Each entry below is to be given again word for word, with no pictures.

(Items from an interface collection)
════════════════════
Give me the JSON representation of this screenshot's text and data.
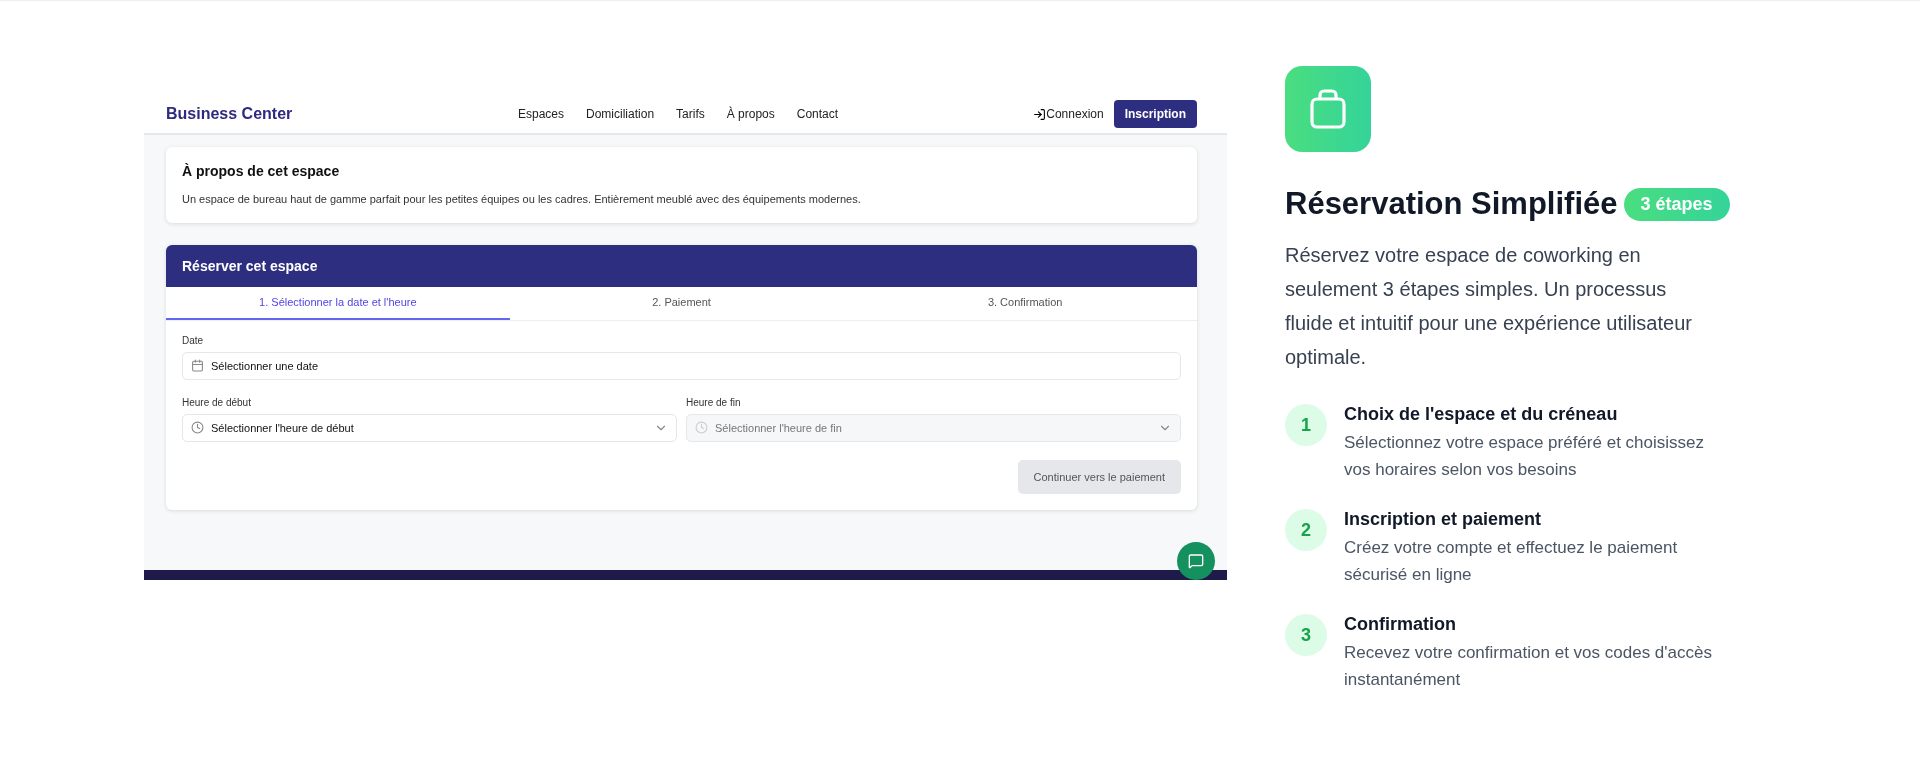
{
  "preview": {
    "navbar": {
      "logo": "Business Center",
      "links": [
        "Espaces",
        "Domiciliation",
        "Tarifs",
        "À propos",
        "Contact"
      ],
      "login": "Connexion",
      "signup": "Inscription"
    },
    "about": {
      "title": "À propos de cet espace",
      "text": "Un espace de bureau haut de gamme parfait pour les petites équipes ou les cadres. Entièrement meublé avec des équipements modernes."
    },
    "booking": {
      "title": "Réserver cet espace",
      "tabs": [
        {
          "label": "1. Sélectionner la date et l'heure",
          "selected": true
        },
        {
          "label": "2. Paiement",
          "selected": false
        },
        {
          "label": "3. Confirmation",
          "selected": false
        }
      ],
      "date": {
        "label": "Date",
        "placeholder": "Sélectionner une date"
      },
      "start": {
        "label": "Heure de début",
        "placeholder": "Sélectionner l'heure de début",
        "disabled": false
      },
      "end": {
        "label": "Heure de fin",
        "placeholder": "Sélectionner l'heure de fin",
        "disabled": true
      },
      "continue": {
        "label": "Continuer vers le paiement",
        "disabled": true
      }
    }
  },
  "feature": {
    "title": "Réservation Simplifiée",
    "badge": "3 étapes",
    "description": "Réservez votre espace de coworking en seulement 3 étapes simples. Un processus fluide et intuitif pour une expérience utilisateur optimale.",
    "steps": [
      {
        "number": "1",
        "title": "Choix de l'espace et du créneau",
        "text": "Sélectionnez votre espace préféré et choisissez vos horaires selon vos besoins"
      },
      {
        "number": "2",
        "title": "Inscription et paiement",
        "text": "Créez votre compte et effectuez le paiement sécurisé en ligne"
      },
      {
        "number": "3",
        "title": "Confirmation",
        "text": "Recevez votre confirmation et vos codes d'accès instantanément"
      }
    ]
  }
}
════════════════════
__Exercise response__.
Give me the JSON representation of this screenshot's text and data.
{
  "preview": {
    "navbar": {
      "logo": "Business Center",
      "links": [
        "Espaces",
        "Domiciliation",
        "Tarifs",
        "À propos",
        "Contact"
      ],
      "login": "Connexion",
      "signup": "Inscription"
    },
    "about": {
      "title": "À propos de cet espace",
      "text": "Un espace de bureau haut de gamme parfait pour les petites équipes ou les cadres. Entièrement meublé avec des équipements modernes."
    },
    "booking": {
      "title": "Réserver cet espace",
      "tabs": [
        {
          "label": "1. Sélectionner la date et l'heure",
          "selected": true
        },
        {
          "label": "2. Paiement",
          "selected": false
        },
        {
          "label": "3. Confirmation",
          "selected": false
        }
      ],
      "date": {
        "label": "Date",
        "placeholder": "Sélectionner une date"
      },
      "start": {
        "label": "Heure de début",
        "placeholder": "Sélectionner l'heure de début",
        "disabled": false
      },
      "end": {
        "label": "Heure de fin",
        "placeholder": "Sélectionner l'heure de fin",
        "disabled": true
      },
      "continue": {
        "label": "Continuer vers le paiement",
        "disabled": true
      }
    }
  },
  "feature": {
    "title": "Réservation Simplifiée",
    "badge": "3 étapes",
    "description": "Réservez votre espace de coworking en seulement 3 étapes simples. Un processus fluide et intuitif pour une expérience utilisateur optimale.",
    "steps": [
      {
        "number": "1",
        "title": "Choix de l'espace et du créneau",
        "text": "Sélectionnez votre espace préféré et choisissez vos horaires selon vos besoins"
      },
      {
        "number": "2",
        "title": "Inscription et paiement",
        "text": "Créez votre compte et effectuez le paiement sécurisé en ligne"
      },
      {
        "number": "3",
        "title": "Confirmation",
        "text": "Recevez votre confirmation et vos codes d'accès instantanément"
      }
    ]
  }
}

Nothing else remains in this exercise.